We welcome people regardless of religious affiliation, race, nationality, age, gender, gender identity, sexual orientation, or role in the divorce. Although generously sponsored by a Baptist congregation, Divorce Recovery Louisville welcomes all people without regard to their religious faith, if any. We address matters of faith when a member raises the topic as part his or her own personal situation, but do not follow a faith-based approach to divorce recovery or espouse any religious creed. Our facilitators are as likely to be Catholic, Jewish, or agnostic as Baptist - not that you'd ever know.

Group sessions
The whole group meets briefly for announcements, then divides into assigned groups of 6-10 participants and two facilitators, one male and one female whenever possible, who are themselves alumni of the support group. At the start of each small group session, you will be asked to share your name, the status of your divorce or separation, what kind of emotional week you have had, and whether or not you need to claim time to work on your issues with the group. In order that everyone has adequate time, we try to accomplish individual work within a 15-20 minute time period.

Members of each group commit to attend for a 16-week period, and are expected to make attendance a priority -- participating in group isn't just something to do when nothing else is available. If a member is to be absent, she or he agrees to contact another member of the group or a facilitator who will be present. The reason for this commitment is that this is a support group; other people may be concerned for you, and other members might have come to share a problem with you and want your support.

Confidentiality
Any subject or feeling may be expressed in group, but should not be mentioned outside of the group to anyone, including the individual who expressed it, if there is any possibility of breaching the confidentiality we share in group. (Group leaders will, however, act responsibly if information provided indicates that follow-up is necessary.)

Dating within the group
The group is not a dating service -- think of it as an undating service, where you learn to live comfortably with yourself before you even think about living with someone else again.
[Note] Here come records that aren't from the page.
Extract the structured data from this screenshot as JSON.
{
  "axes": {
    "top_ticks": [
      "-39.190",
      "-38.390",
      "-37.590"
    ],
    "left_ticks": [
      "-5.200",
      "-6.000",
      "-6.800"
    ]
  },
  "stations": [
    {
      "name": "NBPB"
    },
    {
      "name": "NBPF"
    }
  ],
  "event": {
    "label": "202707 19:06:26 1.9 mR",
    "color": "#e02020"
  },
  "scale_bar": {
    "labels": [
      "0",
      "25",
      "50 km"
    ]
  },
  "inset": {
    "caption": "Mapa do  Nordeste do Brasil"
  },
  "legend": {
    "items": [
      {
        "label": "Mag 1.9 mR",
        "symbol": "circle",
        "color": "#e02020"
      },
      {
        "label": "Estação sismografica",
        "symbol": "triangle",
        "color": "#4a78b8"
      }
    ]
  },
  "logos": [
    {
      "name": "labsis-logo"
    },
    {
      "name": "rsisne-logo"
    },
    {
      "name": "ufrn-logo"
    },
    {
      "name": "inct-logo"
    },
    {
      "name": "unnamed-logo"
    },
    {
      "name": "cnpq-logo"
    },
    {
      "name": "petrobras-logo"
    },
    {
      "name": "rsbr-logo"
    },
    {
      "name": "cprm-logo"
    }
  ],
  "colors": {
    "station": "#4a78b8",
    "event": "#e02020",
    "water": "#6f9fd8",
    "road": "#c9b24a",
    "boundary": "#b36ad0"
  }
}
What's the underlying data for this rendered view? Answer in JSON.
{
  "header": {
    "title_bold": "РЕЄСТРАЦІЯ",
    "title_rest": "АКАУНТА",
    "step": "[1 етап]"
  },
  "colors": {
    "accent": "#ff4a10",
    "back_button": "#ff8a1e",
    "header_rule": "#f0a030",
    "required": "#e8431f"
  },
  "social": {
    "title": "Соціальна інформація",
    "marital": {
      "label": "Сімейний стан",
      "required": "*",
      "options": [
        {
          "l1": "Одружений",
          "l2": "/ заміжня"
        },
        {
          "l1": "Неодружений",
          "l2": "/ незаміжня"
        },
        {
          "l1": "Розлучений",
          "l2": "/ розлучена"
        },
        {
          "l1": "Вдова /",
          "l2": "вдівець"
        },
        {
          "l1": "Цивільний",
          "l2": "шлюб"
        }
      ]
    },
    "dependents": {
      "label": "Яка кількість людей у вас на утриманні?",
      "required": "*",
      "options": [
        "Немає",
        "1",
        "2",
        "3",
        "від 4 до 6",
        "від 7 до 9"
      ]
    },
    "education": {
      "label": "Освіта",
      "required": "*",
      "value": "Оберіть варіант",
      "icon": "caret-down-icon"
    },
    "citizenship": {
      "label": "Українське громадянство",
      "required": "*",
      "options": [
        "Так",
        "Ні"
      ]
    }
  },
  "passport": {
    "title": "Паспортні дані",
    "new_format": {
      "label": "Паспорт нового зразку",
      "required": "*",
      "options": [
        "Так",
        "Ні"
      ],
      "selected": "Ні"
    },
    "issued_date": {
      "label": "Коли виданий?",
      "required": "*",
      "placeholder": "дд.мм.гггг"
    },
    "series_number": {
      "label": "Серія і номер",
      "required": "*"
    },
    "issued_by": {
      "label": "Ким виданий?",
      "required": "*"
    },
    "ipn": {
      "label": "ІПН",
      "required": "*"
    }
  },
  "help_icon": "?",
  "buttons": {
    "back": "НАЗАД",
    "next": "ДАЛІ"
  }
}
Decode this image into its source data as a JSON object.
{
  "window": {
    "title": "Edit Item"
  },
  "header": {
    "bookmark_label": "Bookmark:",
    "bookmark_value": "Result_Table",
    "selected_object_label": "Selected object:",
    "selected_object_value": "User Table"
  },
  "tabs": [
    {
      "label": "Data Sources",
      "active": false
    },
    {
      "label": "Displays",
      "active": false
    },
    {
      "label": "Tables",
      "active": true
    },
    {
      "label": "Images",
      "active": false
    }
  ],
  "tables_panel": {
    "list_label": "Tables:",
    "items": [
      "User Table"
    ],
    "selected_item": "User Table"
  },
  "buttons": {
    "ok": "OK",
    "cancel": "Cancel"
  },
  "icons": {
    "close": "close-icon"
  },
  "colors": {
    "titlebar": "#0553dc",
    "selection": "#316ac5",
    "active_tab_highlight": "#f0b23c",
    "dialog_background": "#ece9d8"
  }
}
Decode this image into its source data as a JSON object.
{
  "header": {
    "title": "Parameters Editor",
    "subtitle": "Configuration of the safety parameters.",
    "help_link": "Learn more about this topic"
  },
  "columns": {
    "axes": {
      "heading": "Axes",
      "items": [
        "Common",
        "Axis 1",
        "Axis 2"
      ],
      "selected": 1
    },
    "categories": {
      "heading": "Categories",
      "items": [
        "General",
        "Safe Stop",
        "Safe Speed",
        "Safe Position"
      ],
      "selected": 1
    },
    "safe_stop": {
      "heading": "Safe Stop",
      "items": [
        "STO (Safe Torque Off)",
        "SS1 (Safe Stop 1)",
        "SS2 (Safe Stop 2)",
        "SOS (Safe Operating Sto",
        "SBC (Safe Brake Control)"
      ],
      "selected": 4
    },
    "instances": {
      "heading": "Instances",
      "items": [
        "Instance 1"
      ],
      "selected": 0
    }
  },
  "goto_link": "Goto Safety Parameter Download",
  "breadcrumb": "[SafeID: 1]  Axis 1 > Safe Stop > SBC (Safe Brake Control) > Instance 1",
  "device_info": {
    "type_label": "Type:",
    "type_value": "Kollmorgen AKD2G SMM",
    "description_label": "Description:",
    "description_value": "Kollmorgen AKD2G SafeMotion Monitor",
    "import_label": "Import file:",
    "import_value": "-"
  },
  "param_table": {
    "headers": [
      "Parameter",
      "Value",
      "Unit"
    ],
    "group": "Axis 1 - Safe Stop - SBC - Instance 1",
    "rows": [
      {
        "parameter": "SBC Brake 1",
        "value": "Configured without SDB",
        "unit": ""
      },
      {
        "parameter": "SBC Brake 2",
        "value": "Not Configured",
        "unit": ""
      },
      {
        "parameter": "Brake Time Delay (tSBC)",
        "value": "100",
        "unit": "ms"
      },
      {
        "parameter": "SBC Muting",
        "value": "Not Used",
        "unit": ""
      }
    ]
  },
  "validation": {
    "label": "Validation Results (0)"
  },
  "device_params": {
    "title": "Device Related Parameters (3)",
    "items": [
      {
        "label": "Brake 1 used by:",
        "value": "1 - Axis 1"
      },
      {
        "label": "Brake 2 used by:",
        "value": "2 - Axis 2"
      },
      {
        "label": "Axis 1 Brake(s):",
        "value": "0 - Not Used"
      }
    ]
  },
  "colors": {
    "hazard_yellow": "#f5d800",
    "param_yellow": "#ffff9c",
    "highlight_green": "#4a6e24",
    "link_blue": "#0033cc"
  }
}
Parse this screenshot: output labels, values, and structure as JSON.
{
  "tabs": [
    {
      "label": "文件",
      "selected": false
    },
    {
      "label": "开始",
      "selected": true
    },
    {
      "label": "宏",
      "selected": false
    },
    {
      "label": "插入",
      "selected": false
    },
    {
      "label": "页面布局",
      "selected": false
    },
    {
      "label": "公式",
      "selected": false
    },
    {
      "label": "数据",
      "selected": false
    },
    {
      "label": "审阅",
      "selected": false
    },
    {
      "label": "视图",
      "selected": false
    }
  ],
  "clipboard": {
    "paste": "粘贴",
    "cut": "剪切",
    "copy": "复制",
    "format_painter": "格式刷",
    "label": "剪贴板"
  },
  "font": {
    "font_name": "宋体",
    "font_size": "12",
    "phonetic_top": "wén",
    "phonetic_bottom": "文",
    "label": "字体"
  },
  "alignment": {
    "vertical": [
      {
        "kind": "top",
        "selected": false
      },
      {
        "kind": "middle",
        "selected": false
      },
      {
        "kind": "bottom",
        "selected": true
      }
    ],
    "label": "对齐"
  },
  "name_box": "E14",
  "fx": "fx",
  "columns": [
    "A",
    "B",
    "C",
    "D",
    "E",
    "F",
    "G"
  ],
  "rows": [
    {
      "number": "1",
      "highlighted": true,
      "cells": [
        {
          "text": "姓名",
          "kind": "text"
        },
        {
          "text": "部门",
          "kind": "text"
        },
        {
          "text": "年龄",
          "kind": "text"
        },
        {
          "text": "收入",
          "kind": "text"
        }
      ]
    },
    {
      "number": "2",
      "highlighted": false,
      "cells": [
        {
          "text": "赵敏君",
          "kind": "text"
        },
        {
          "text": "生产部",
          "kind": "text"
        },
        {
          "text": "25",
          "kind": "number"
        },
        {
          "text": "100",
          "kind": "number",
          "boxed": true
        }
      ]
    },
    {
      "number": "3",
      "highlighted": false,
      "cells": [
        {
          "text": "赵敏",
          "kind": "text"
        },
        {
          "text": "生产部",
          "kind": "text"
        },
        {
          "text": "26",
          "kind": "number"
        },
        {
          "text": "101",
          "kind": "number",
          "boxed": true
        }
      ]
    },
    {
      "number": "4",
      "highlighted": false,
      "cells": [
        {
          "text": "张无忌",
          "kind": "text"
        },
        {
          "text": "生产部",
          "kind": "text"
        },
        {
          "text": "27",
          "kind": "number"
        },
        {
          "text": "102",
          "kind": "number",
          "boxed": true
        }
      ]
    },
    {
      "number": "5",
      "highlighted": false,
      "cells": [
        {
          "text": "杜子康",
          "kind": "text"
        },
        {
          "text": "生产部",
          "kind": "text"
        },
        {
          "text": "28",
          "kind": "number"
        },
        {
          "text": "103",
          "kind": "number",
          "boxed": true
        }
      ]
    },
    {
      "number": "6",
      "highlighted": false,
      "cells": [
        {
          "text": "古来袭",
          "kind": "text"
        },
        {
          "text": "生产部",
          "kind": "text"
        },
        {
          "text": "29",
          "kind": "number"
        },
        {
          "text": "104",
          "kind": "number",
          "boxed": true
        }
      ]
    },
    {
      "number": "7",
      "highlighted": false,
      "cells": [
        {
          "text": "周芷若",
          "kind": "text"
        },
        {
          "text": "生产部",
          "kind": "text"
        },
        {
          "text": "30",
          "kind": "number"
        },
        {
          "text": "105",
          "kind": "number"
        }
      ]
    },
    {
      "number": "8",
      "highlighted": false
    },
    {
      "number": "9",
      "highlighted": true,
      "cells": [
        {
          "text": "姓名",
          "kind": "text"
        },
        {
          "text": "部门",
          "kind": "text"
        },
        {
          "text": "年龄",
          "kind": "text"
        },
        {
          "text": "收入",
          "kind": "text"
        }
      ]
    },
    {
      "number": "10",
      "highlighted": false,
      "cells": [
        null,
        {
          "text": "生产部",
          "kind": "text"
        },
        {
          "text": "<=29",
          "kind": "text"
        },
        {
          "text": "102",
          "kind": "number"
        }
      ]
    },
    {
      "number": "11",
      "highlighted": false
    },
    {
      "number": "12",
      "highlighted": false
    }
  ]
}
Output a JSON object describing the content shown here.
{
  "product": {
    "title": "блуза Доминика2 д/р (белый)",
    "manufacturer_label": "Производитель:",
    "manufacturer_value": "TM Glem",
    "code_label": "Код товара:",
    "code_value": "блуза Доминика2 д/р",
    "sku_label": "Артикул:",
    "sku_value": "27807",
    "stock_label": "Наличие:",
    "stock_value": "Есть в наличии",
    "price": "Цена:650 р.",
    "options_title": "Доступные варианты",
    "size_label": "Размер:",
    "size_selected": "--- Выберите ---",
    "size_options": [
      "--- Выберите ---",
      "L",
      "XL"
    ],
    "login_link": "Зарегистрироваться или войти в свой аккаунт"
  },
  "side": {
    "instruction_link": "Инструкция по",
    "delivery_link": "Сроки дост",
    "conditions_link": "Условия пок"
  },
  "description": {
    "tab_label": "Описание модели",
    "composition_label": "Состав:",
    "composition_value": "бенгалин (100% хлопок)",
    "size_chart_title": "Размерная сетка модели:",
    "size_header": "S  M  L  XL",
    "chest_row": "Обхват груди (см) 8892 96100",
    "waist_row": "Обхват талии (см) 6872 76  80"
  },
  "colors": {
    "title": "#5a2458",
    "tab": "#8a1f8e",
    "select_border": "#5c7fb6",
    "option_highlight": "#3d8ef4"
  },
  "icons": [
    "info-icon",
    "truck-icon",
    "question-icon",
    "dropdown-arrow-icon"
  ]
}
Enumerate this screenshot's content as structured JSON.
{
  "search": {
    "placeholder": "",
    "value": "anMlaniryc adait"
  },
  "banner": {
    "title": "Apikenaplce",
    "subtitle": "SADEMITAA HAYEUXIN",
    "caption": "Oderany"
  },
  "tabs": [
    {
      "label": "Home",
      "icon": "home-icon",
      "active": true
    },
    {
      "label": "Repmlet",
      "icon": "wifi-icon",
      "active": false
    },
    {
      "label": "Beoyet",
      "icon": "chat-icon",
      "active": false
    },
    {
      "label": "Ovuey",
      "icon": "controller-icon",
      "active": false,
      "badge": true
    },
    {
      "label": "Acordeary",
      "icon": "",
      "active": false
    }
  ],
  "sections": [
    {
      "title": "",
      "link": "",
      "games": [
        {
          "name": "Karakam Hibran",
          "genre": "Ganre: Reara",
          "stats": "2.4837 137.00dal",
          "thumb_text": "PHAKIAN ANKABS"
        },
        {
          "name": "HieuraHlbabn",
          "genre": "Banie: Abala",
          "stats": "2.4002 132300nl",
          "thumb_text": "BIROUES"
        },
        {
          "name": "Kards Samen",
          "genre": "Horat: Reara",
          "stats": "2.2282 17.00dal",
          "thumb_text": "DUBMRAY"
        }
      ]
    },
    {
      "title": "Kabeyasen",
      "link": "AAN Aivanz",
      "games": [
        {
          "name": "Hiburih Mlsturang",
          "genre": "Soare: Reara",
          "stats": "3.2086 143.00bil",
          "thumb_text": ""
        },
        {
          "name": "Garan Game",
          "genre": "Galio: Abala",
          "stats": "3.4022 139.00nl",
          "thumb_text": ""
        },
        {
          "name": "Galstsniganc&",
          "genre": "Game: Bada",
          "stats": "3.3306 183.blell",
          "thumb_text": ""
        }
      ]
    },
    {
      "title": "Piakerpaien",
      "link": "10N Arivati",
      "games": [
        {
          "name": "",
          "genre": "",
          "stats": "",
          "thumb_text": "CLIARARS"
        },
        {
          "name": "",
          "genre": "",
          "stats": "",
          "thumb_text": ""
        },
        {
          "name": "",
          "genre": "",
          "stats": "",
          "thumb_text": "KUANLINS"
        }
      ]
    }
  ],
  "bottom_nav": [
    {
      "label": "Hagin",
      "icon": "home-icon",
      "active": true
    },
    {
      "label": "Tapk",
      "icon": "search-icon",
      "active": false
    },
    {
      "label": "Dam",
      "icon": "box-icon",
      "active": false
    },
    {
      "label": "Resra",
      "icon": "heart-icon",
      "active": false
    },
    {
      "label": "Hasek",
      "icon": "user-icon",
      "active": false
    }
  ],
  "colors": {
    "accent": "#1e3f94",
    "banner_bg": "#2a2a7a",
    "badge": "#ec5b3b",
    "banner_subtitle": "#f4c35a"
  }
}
The group's strong recommendation is that you avoid dating within your small group, because experience has shown that it will interfere with your recovery from divorce -- you will be hesitant to discuss previous relationships in the presence of someone you are currently dating. If you do date within your small group, you must be willing to have that relationship discussed within the group.

Using the group to best advantage
Work often... even if you feel you have nothing to bring up. Claim time at least once a month to talk about what is going on in your life, and how you feel about it. If you have nothing on which to work, the group will help by asking questions. Remember that you do not need a crisis to work; sometimes the most important work can be done on the routine things that are occurring in your life. When you are in divorce, almost every issue becomes a divorce issue -- stress at work, relating to your children, financial changes -- and the input of the others in your group can help you keep them in perspective and find solutions, especially when you can no longer depend on a spouse for support.